We recently embarked on a benchmark report to find out just how much care the world’s 100 best known brands (as identified by Millward Brown’s 2012 Brandz Top 100) put into the places they host their corporate content, their online newsroom.
While some brands (including Coca-Cola and Siemens, who topped the study) really excelled in providing a great all-round newsroom experience, many failed to reach these heights and the average score was a slightly disappointing 38%.
However, always keen to be an optimist, I thought I’d pull out five of the areas that we think are crucial when putting an online newsroom together and use examples from some of the shining examples from our study to demonstrate what ‘good’ looks like.
1. Provide value-added content
Despite the much heralded advantages of communicating with audiences beyond just the traditional media, only 22% of the brands we looked at offered added value content such as blogs, news opinion pieces, tips, customer advice or competitions.
One brand that bucked the trend here was Cisco. Constantly active and brimming with content, Cisco’s newsroom featured a good mix of information and resources, all designed to engage visitors.
2. Ensure multimedia content is high quality
The success of sites like Instagram, Pinterest and Vine should tell you one thing – multimedia content matters more than ever online.
Our findings here weren’t particularly positive, with 40% failing to provide even the most basic of image libraries – and where they did exist, they were poorly stocked. In fact only 9% included infographics and only 51% featured video content.
Microsoft, however, should be commended for providing a newsroom that contained plenty of multimedia content. The sheer quantity and quality of the resources on offer meant that if you ever required a Microsoft-related image or a video then this would be the only place you’d ever need to go.
3. Use social media to amplify your content
Social media can be a fantastic way of amplifying the stories and messages that a brand creates, with a newsroom being the ideal place to centralise a lot of their social activity. But, with many departments now managing social channels, it isn’t without its complications.
In total, 55% of the brands we assessed linked to some sort of social network from their newsroom.
The overall winner of the study, Coca-Cola, was a great example of best practice here. The iconic drinks brand placed large, clean social media buttons linking to its social media profiles at the bottom of each page in its newsroom, emphasising the importance and popularity of its social presence.
4. Make it easy to get in touch
As every good comms professional will tell you, sometimes people just want to deal with people. Even if you have the easiest newsroom to use, filled with a vast array of content, your visitors may just want to speak with someone directly.
Surprisingly, 24% of the brands we looked at failed to even list a phone number for a representative in their newsroom. Only 19% provided regional contacts and 45% failed to include contact details on press releases.
General Electric really stood out in this area. The brand provided a comprehensive directory of contacts by region and department, allowing anyone to quickly and easily find the right person for their enquiry.
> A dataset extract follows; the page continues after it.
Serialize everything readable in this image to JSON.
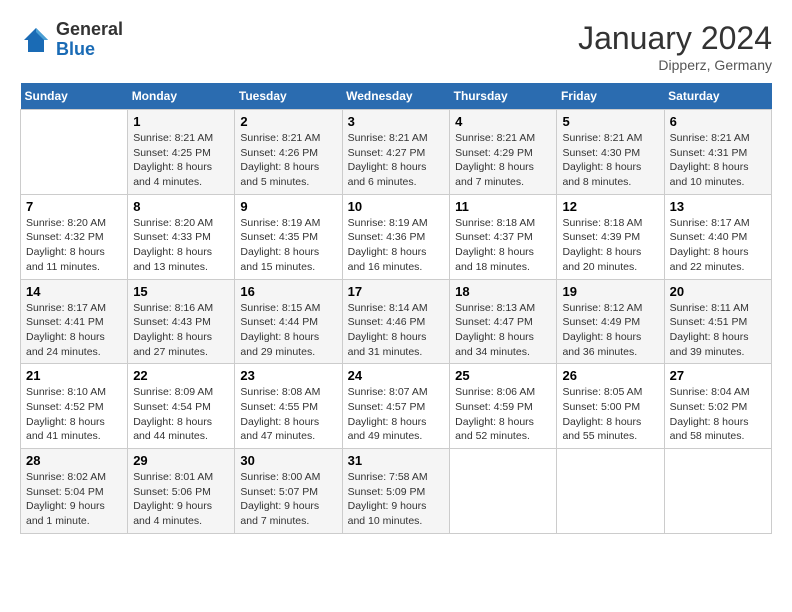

5. Prioritise findability
No matter how complete, well designed or informative your newsroom is, if visitors can’t find it then all your hard work is in vain. Only 65% of the brands we assessed linked directly to their newsroom from their homepage.
There was better news when it came to visibility in search with three quarters of company newsrooms appearing on the first page of Google when we searched for ‘COMPANY NAME + news’.
Santander ranked well in search and gave its newsroom pride of place on the main corporate website, with a prominent link right in the top navigation bar.
You can download the full What’s the story? report here.